What you should do →
Return all the lines below exactly. Any picture among them is omitted.

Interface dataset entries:
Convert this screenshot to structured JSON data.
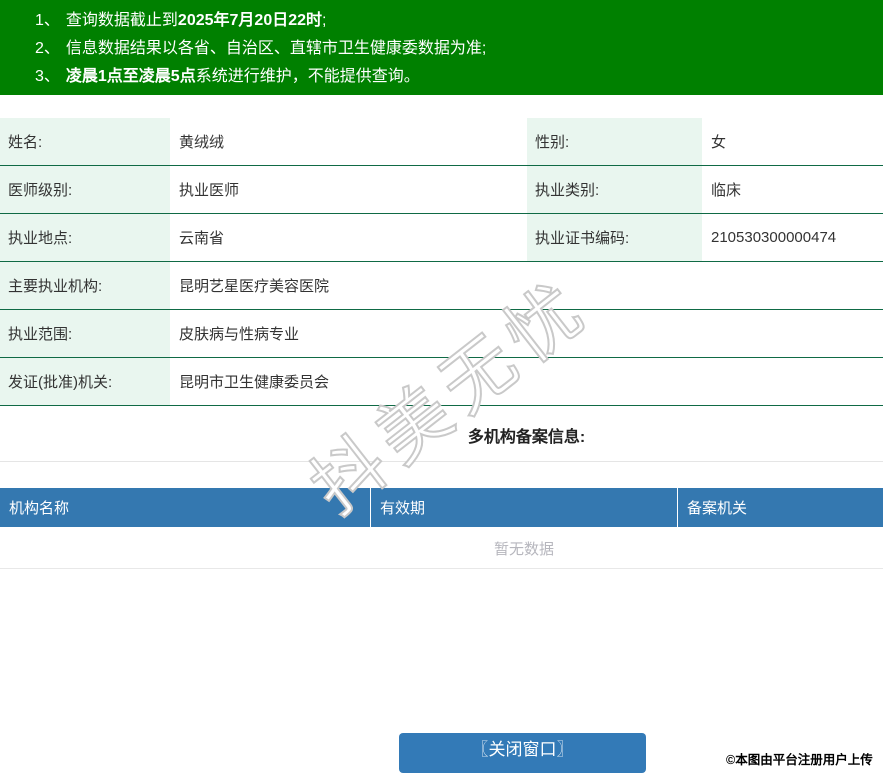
{
  "banner": {
    "bg_color": "#008000",
    "notices": [
      {
        "num": "1、",
        "pre": "查询数据截止到",
        "bold": "2025年7月20日22时",
        "post": ";"
      },
      {
        "num": "2、",
        "pre": "信息数据结果以各省、自治区、直辖市卫生健康委数据为准;",
        "bold": "",
        "post": ""
      },
      {
        "num": "3、",
        "pre": "",
        "bold": "凌晨1点至凌晨5点",
        "post": "系统进行维护，不能提供查询。"
      }
    ]
  },
  "info": {
    "label_bg": "#e9f6ef",
    "divider_color": "#0f6a45",
    "row1": {
      "label1": "姓名:",
      "value1": "黄绒绒",
      "label2": "性别:",
      "value2": "女"
    },
    "row2": {
      "label1": "医师级别:",
      "value1": "执业医师",
      "label2": "执业类别:",
      "value2": "临床"
    },
    "row3": {
      "label1": "执业地点:",
      "value1": "云南省",
      "label2": "执业证书编码:",
      "value2": "210530300000474"
    },
    "row4": {
      "label": "主要执业机构:",
      "value": "昆明艺星医疗美容医院"
    },
    "row5": {
      "label": "执业范围:",
      "value": "皮肤病与性病专业"
    },
    "row6": {
      "label": "发证(批准)机关:",
      "value": "昆明市卫生健康委员会"
    }
  },
  "records": {
    "section_title": "多机构备案信息:",
    "header_bg": "#3478b0",
    "columns": [
      "机构名称",
      "有效期",
      "备案机关"
    ],
    "empty_text": "暂无数据"
  },
  "watermark_text": "抖美无忧",
  "footer": {
    "close_button_label": "〖关闭窗口〗",
    "button_color": "#337ab7",
    "copyright_text": "©本图由平台注册用户上传"
  }
}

Answer space →
Convert this screenshot to structured JSON data.
{
  "banner": {
    "bg_color": "#008000",
    "notices": [
      {
        "num": "1、",
        "pre": "查询数据截止到",
        "bold": "2025年7月20日22时",
        "post": ";"
      },
      {
        "num": "2、",
        "pre": "信息数据结果以各省、自治区、直辖市卫生健康委数据为准;",
        "bold": "",
        "post": ""
      },
      {
        "num": "3、",
        "pre": "",
        "bold": "凌晨1点至凌晨5点",
        "post": "系统进行维护，不能提供查询。"
      }
    ]
  },
  "info": {
    "label_bg": "#e9f6ef",
    "divider_color": "#0f6a45",
    "row1": {
      "label1": "姓名:",
      "value1": "黄绒绒",
      "label2": "性别:",
      "value2": "女"
    },
    "row2": {
      "label1": "医师级别:",
      "value1": "执业医师",
      "label2": "执业类别:",
      "value2": "临床"
    },
    "row3": {
      "label1": "执业地点:",
      "value1": "云南省",
      "label2": "执业证书编码:",
      "value2": "210530300000474"
    },
    "row4": {
      "label": "主要执业机构:",
      "value": "昆明艺星医疗美容医院"
    },
    "row5": {
      "label": "执业范围:",
      "value": "皮肤病与性病专业"
    },
    "row6": {
      "label": "发证(批准)机关:",
      "value": "昆明市卫生健康委员会"
    }
  },
  "records": {
    "section_title": "多机构备案信息:",
    "header_bg": "#3478b0",
    "columns": [
      "机构名称",
      "有效期",
      "备案机关"
    ],
    "empty_text": "暂无数据"
  },
  "watermark_text": "抖美无忧",
  "footer": {
    "close_button_label": "〖关闭窗口〗",
    "button_color": "#337ab7",
    "copyright_text": "©本图由平台注册用户上传"
  }
}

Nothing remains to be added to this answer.